When a Cold Becomes Bronchitis
When you catch a cold, does it often turn into bronchitis, which is sometimes called a chest cold? It's important to recognize what's normal and to know when something more serious is going on. Here's what you must know when that nasty cold turns into bronchitis.
Should I Call the Doctor About a Cough?
A cough is a common cold symptom. It's the body's way of getting rid of phlegm or mucus. But if a cough persists after the cold is gone, contact your doctor.
It is helpful to tell your doctor how long you've had the cough. You also should tell the doctor whether any activities or exposures seem to make it worse, if you notice any other different or unusual feelings, and if you cough up mucus.
If you are coughing up thick green or yellow phlegm, or if you are wheezing, running a fever higher than 101 F, having night sweats, or coughing up blood, you need to see a doctor. These may be signs of a more serious illness that needs to be diagnosed and treated.
A persistent cough may be a sign of asthma. Sometimes this condition is called "cough-variant asthma." Triggers for cough-variant asthma include respiratory infections like a cold or flu, dust, cold air, exercise or allergens. Asthma may be responsible for up to 25% of all chronic coughs. Until an asthma attack occurs, you may not realize that your lungs are involved.
What Is Bronchitis or Chest Cold?
Bronchitis -- sometimes referred to as a chest cold -- occurs when the airways in your lungs are inflamed and make too much mucus. There are two basic types of bronchitis:
Acute bronchitis is more common and usually is caused by a viral infection. Acute bronchitis may also be called a chest cold. Episodes of acute bronchitis can be related to and made worse by smoking. This type of bronchitis is often described as being worse than a regular cold but not as bad as pneumonia.

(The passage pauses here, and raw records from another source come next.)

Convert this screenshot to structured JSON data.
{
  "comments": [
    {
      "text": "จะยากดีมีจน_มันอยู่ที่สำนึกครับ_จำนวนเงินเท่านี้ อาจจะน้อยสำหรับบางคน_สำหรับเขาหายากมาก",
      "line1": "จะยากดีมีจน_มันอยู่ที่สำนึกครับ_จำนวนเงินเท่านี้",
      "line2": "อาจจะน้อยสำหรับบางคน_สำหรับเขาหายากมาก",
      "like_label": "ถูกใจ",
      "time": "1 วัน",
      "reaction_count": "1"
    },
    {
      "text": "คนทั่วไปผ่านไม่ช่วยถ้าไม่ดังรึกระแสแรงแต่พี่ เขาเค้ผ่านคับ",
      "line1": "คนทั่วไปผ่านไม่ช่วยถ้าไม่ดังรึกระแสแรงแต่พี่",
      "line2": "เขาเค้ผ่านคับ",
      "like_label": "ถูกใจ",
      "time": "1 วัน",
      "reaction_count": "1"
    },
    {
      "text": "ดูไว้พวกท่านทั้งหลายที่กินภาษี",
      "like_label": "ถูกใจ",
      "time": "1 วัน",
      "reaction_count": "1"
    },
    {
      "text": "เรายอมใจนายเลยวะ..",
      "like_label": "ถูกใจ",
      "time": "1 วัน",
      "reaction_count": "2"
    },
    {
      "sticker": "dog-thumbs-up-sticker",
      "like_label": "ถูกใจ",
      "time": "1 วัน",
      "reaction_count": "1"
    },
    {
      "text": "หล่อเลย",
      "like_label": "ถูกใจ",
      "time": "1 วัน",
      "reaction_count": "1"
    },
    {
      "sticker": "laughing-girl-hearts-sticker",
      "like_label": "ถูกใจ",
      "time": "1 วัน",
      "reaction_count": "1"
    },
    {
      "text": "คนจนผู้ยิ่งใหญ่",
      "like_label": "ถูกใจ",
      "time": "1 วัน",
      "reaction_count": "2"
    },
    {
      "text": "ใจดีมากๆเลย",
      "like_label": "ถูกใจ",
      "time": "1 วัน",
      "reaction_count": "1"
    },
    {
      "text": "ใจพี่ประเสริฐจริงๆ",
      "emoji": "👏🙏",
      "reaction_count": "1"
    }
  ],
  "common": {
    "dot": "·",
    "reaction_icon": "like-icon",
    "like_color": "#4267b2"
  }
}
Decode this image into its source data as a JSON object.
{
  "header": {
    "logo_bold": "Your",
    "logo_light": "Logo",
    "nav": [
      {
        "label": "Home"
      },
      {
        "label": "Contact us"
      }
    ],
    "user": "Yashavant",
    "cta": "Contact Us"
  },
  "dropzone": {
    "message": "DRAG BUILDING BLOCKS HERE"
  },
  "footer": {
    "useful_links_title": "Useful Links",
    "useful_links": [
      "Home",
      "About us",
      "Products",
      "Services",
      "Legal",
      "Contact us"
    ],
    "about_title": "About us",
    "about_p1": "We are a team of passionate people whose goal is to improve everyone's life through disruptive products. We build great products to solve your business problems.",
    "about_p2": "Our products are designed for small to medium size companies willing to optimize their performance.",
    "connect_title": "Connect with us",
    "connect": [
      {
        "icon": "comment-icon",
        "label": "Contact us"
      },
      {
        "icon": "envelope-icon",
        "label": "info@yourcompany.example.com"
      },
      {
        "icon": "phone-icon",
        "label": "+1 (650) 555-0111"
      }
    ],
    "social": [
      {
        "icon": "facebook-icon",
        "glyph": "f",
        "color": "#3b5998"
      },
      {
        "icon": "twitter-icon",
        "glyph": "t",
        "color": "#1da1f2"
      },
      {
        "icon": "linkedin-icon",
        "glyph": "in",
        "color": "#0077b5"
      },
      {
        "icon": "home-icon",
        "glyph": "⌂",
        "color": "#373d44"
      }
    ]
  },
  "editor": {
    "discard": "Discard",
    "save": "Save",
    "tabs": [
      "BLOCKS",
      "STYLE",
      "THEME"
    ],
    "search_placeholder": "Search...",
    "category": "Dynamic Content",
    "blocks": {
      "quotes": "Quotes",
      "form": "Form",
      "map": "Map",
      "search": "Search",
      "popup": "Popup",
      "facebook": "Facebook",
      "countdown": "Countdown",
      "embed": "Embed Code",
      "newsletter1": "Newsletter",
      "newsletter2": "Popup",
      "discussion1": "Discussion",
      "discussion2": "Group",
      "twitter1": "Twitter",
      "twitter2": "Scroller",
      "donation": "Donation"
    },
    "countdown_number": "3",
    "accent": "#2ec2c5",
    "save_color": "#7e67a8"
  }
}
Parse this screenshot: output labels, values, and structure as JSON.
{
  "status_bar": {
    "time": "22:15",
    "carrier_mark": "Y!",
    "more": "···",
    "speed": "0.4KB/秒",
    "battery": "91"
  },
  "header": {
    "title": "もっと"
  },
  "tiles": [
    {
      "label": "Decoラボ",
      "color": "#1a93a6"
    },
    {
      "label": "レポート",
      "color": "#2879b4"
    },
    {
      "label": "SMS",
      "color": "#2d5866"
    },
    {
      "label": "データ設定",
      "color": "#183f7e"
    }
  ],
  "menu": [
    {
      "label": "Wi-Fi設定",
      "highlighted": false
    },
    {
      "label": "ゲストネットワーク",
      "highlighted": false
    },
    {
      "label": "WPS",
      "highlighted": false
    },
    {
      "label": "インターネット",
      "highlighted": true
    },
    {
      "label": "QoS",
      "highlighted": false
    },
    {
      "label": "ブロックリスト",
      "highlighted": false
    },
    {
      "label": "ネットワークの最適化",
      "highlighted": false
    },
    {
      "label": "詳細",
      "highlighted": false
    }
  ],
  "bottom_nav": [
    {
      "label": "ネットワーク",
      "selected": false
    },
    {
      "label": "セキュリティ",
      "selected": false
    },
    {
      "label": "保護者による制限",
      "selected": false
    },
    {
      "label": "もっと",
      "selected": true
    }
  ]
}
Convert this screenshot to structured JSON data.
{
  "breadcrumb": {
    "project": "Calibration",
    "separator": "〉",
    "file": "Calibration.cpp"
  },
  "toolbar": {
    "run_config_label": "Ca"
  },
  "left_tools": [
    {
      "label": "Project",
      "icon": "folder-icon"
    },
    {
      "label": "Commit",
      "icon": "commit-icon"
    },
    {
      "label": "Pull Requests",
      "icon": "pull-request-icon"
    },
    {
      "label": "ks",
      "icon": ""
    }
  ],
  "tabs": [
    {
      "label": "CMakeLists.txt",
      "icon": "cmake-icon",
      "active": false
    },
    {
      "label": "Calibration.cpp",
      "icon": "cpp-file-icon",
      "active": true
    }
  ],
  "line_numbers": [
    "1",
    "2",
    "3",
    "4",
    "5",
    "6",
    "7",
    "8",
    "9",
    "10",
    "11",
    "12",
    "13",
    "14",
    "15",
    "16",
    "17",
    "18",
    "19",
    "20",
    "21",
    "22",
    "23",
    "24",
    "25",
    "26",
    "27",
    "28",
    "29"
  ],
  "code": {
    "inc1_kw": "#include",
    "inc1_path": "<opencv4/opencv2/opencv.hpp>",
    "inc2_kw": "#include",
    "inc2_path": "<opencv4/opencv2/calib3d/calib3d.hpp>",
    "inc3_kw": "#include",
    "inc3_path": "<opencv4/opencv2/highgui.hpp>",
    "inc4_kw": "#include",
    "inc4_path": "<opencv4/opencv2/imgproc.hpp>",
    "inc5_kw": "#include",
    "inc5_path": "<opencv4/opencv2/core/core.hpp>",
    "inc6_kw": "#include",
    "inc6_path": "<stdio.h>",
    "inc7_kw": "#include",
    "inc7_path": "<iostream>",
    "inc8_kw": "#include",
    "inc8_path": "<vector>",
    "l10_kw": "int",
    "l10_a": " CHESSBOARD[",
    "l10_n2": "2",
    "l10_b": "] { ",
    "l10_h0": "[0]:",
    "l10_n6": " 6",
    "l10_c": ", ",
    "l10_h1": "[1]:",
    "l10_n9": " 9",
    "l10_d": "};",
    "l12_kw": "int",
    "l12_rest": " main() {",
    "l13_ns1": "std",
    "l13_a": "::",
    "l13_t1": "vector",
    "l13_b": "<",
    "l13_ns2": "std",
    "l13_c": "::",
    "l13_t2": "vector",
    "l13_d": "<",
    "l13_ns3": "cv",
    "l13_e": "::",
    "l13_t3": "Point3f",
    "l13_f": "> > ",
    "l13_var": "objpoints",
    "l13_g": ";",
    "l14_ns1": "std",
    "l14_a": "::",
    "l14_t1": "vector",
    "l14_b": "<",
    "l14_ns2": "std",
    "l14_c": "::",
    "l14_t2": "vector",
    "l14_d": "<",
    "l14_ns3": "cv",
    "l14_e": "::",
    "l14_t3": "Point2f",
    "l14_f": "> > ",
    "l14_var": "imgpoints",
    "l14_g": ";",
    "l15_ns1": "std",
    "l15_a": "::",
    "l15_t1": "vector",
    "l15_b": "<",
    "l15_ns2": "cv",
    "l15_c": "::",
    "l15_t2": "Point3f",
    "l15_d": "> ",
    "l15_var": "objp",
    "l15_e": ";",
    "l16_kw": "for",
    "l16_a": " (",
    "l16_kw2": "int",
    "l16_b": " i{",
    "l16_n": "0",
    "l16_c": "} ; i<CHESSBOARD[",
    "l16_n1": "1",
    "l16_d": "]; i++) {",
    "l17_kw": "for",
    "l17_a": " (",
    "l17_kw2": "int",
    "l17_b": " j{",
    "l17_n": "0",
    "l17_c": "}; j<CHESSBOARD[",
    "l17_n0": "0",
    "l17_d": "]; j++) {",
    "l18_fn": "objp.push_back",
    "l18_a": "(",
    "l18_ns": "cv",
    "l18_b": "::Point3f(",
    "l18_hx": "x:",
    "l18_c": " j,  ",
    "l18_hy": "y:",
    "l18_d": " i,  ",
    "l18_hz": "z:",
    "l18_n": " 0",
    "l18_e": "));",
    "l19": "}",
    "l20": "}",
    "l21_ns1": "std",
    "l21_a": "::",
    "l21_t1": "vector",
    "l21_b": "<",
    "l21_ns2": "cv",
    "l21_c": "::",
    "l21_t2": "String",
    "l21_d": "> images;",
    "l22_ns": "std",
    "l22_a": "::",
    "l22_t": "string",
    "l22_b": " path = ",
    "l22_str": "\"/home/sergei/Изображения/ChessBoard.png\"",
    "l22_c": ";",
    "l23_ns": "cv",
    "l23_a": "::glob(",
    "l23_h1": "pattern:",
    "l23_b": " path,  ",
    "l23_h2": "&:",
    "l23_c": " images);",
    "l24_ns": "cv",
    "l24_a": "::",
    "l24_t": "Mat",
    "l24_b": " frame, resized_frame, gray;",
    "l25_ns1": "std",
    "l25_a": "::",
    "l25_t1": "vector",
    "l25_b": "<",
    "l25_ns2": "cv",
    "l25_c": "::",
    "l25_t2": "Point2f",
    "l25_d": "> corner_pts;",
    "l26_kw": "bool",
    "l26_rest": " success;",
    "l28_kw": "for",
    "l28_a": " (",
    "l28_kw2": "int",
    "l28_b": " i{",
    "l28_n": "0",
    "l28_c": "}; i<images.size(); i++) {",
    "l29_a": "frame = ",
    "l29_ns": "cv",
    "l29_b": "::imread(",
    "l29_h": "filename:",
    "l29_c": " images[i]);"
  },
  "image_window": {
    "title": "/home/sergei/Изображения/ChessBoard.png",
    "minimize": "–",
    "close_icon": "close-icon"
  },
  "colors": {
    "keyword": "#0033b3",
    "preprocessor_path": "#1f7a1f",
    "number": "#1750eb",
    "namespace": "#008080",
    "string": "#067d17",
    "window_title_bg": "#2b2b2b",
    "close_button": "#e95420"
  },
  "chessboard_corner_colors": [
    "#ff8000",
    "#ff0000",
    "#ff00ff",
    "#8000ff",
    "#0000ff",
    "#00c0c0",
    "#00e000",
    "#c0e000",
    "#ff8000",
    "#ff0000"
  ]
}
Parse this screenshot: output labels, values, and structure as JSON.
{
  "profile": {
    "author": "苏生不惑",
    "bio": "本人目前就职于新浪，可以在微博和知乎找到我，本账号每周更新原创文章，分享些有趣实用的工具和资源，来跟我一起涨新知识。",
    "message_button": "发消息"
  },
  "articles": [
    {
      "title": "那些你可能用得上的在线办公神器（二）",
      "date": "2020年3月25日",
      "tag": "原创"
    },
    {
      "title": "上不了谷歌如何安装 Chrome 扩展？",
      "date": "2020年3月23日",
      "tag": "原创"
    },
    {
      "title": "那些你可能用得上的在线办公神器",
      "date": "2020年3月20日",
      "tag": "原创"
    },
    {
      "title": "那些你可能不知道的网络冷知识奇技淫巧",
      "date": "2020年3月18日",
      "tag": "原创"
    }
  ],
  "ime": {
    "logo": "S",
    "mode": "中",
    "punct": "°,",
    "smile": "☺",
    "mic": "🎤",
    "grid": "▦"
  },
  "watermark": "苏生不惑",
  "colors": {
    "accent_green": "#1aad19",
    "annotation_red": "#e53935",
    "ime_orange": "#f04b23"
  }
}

Chronic bronchitis is a cough that persists for two to three months each year for at least two years. Smoking is the most common cause of chronic bronchitis.